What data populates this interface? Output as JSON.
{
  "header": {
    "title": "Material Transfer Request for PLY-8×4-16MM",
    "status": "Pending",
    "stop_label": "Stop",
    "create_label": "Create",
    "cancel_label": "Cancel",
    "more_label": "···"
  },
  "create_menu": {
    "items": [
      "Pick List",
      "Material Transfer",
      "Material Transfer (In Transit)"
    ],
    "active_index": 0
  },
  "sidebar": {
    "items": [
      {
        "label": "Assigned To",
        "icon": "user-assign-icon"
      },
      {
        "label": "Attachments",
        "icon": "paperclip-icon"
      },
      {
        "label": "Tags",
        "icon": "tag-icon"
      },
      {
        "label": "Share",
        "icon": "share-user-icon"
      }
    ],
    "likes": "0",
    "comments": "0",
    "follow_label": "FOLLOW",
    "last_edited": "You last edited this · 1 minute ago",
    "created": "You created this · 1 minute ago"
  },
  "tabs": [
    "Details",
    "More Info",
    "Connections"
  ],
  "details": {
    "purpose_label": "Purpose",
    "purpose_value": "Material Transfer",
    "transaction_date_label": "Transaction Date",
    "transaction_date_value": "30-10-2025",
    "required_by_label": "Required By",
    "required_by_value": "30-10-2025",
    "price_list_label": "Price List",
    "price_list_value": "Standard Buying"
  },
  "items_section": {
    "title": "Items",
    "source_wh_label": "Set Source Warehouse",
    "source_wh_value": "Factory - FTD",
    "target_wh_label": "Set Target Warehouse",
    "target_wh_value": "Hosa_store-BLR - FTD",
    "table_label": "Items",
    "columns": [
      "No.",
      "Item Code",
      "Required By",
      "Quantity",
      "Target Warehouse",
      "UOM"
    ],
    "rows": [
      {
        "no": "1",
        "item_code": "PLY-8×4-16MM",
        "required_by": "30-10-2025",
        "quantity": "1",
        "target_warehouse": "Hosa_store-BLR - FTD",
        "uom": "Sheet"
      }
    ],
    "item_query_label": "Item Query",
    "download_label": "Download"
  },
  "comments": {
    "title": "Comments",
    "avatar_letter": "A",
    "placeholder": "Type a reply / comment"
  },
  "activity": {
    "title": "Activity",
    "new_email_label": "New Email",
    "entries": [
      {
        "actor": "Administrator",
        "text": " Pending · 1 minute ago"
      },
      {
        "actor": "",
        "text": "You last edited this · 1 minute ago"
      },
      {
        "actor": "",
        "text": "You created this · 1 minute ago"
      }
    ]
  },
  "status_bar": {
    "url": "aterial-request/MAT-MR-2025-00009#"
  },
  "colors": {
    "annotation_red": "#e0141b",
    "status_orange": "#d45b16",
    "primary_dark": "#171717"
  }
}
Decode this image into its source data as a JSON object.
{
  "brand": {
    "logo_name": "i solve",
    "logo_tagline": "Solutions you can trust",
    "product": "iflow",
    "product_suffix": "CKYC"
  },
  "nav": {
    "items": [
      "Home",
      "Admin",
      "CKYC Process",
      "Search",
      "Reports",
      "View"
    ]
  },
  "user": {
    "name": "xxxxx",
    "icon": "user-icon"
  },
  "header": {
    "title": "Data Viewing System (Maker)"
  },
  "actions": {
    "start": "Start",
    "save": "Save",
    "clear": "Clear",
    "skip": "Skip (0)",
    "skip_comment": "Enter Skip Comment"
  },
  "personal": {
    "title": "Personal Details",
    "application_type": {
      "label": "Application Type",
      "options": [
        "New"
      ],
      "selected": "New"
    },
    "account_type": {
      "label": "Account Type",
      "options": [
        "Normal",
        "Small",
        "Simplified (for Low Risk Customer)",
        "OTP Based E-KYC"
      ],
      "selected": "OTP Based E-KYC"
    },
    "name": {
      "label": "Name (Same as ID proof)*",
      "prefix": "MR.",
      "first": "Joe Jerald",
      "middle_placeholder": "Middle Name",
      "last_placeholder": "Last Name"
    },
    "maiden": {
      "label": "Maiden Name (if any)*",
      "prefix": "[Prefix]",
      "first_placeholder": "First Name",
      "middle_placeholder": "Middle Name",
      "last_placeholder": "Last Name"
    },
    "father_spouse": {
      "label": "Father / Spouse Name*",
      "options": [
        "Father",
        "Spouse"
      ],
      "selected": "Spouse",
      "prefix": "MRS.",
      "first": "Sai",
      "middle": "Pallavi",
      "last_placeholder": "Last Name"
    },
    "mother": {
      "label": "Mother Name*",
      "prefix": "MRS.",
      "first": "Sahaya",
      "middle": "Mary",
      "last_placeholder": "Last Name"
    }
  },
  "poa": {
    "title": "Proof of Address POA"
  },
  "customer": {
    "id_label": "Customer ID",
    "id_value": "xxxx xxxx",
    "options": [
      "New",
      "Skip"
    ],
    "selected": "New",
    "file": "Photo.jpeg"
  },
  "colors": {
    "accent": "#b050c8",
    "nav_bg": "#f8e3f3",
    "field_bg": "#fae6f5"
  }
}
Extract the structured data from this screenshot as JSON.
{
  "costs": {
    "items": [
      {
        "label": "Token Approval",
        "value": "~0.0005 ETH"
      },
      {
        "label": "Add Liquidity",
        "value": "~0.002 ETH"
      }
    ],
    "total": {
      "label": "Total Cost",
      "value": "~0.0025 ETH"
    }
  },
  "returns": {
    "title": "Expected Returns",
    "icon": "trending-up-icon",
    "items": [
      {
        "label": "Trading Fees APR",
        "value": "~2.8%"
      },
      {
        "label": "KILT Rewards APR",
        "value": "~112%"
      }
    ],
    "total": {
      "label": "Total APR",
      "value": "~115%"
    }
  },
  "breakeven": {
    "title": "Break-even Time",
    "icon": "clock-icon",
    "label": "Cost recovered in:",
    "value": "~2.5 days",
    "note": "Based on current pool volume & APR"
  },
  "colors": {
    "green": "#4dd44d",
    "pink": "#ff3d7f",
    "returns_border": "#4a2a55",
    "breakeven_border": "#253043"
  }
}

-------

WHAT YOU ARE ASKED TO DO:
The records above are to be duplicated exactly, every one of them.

TASK OUTPUT:
What data populates this interface? Output as JSON.
{
  "header": {
    "title": "Material Transfer Request for PLY-8×4-16MM",
    "status": "Pending",
    "stop_label": "Stop",
    "create_label": "Create",
    "cancel_label": "Cancel",
    "more_label": "···"
  },
  "create_menu": {
    "items": [
      "Pick List",
      "Material Transfer",
      "Material Transfer (In Transit)"
    ],
    "active_index": 0
  },
  "sidebar": {
    "items": [
      {
        "label": "Assigned To",
        "icon": "user-assign-icon"
      },
      {
        "label": "Attachments",
        "icon": "paperclip-icon"
      },
      {
        "label": "Tags",
        "icon": "tag-icon"
      },
      {
        "label": "Share",
        "icon": "share-user-icon"
      }
    ],
    "likes": "0",
    "comments": "0",
    "follow_label": "FOLLOW",
    "last_edited": "You last edited this · 1 minute ago",
    "created": "You created this · 1 minute ago"
  },
  "tabs": [
    "Details",
    "More Info",
    "Connections"
  ],
  "details": {
    "purpose_label": "Purpose",
    "purpose_value": "Material Transfer",
    "transaction_date_label": "Transaction Date",
    "transaction_date_value": "30-10-2025",
    "required_by_label": "Required By",
    "required_by_value": "30-10-2025",
    "price_list_label": "Price List",
    "price_list_value": "Standard Buying"
  },
  "items_section": {
    "title": "Items",
    "source_wh_label": "Set Source Warehouse",
    "source_wh_value": "Factory - FTD",
    "target_wh_label": "Set Target Warehouse",
    "target_wh_value": "Hosa_store-BLR - FTD",
    "table_label": "Items",
    "columns": [
      "No.",
      "Item Code",
      "Required By",
      "Quantity",
      "Target Warehouse",
      "UOM"
    ],
    "rows": [
      {
        "no": "1",
        "item_code": "PLY-8×4-16MM",
        "required_by": "30-10-2025",
        "quantity": "1",
        "target_warehouse": "Hosa_store-BLR - FTD",
        "uom": "Sheet"
      }
    ],
    "item_query_label": "Item Query",
    "download_label": "Download"
  },
  "comments": {
    "title": "Comments",
    "avatar_letter": "A",
    "placeholder": "Type a reply / comment"
  },
  "activity": {
    "title": "Activity",
    "new_email_label": "New Email",
    "entries": [
      {
        "actor": "Administrator",
        "text": " Pending · 1 minute ago"
      },
      {
        "actor": "",
        "text": "You last edited this · 1 minute ago"
      },
      {
        "actor": "",
        "text": "You created this · 1 minute ago"
      }
    ]
  },
  "status_bar": {
    "url": "aterial-request/MAT-MR-2025-00009#"
  },
  "colors": {
    "annotation_red": "#e0141b",
    "status_orange": "#d45b16",
    "primary_dark": "#171717"
  }
}
Decode this image into its source data as a JSON object.
{
  "brand": {
    "logo_name": "i solve",
    "logo_tagline": "Solutions you can trust",
    "product": "iflow",
    "product_suffix": "CKYC"
  },
  "nav": {
    "items": [
      "Home",
      "Admin",
      "CKYC Process",
      "Search",
      "Reports",
      "View"
    ]
  },
  "user": {
    "name": "xxxxx",
    "icon": "user-icon"
  },
  "header": {
    "title": "Data Viewing System (Maker)"
  },
  "actions": {
    "start": "Start",
    "save": "Save",
    "clear": "Clear",
    "skip": "Skip (0)",
    "skip_comment": "Enter Skip Comment"
  },
  "personal": {
    "title": "Personal Details",
    "application_type": {
      "label": "Application Type",
      "options": [
        "New"
      ],
      "selected": "New"
    },
    "account_type": {
      "label": "Account Type",
      "options": [
        "Normal",
        "Small",
        "Simplified (for Low Risk Customer)",
        "OTP Based E-KYC"
      ],
      "selected": "OTP Based E-KYC"
    },
    "name": {
      "label": "Name (Same as ID proof)*",
      "prefix": "MR.",
      "first": "Joe Jerald",
      "middle_placeholder": "Middle Name",
      "last_placeholder": "Last Name"
    },
    "maiden": {
      "label": "Maiden Name (if any)*",
      "prefix": "[Prefix]",
      "first_placeholder": "First Name",
      "middle_placeholder": "Middle Name",
      "last_placeholder": "Last Name"
    },
    "father_spouse": {
      "label": "Father / Spouse Name*",
      "options": [
        "Father",
        "Spouse"
      ],
      "selected": "Spouse",
      "prefix": "MRS.",
      "first": "Sai",
      "middle": "Pallavi",
      "last_placeholder": "Last Name"
    },
    "mother": {
      "label": "Mother Name*",
      "prefix": "MRS.",
      "first": "Sahaya",
      "middle": "Mary",
      "last_placeholder": "Last Name"
    }
  },
  "poa": {
    "title": "Proof of Address POA"
  },
  "customer": {
    "id_label": "Customer ID",
    "id_value": "xxxx xxxx",
    "options": [
      "New",
      "Skip"
    ],
    "selected": "New",
    "file": "Photo.jpeg"
  },
  "colors": {
    "accent": "#b050c8",
    "nav_bg": "#f8e3f3",
    "field_bg": "#fae6f5"
  }
}
Extract the structured data from this screenshot as JSON.
{
  "costs": {
    "items": [
      {
        "label": "Token Approval",
        "value": "~0.0005 ETH"
      },
      {
        "label": "Add Liquidity",
        "value": "~0.002 ETH"
      }
    ],
    "total": {
      "label": "Total Cost",
      "value": "~0.0025 ETH"
    }
  },
  "returns": {
    "title": "Expected Returns",
    "icon": "trending-up-icon",
    "items": [
      {
        "label": "Trading Fees APR",
        "value": "~2.8%"
      },
      {
        "label": "KILT Rewards APR",
        "value": "~112%"
      }
    ],
    "total": {
      "label": "Total APR",
      "value": "~115%"
    }
  },
  "breakeven": {
    "title": "Break-even Time",
    "icon": "clock-icon",
    "label": "Cost recovered in:",
    "value": "~2.5 days",
    "note": "Based on current pool volume & APR"
  },
  "colors": {
    "green": "#4dd44d",
    "pink": "#ff3d7f",
    "returns_border": "#4a2a55",
    "breakeven_border": "#253043"
  }
}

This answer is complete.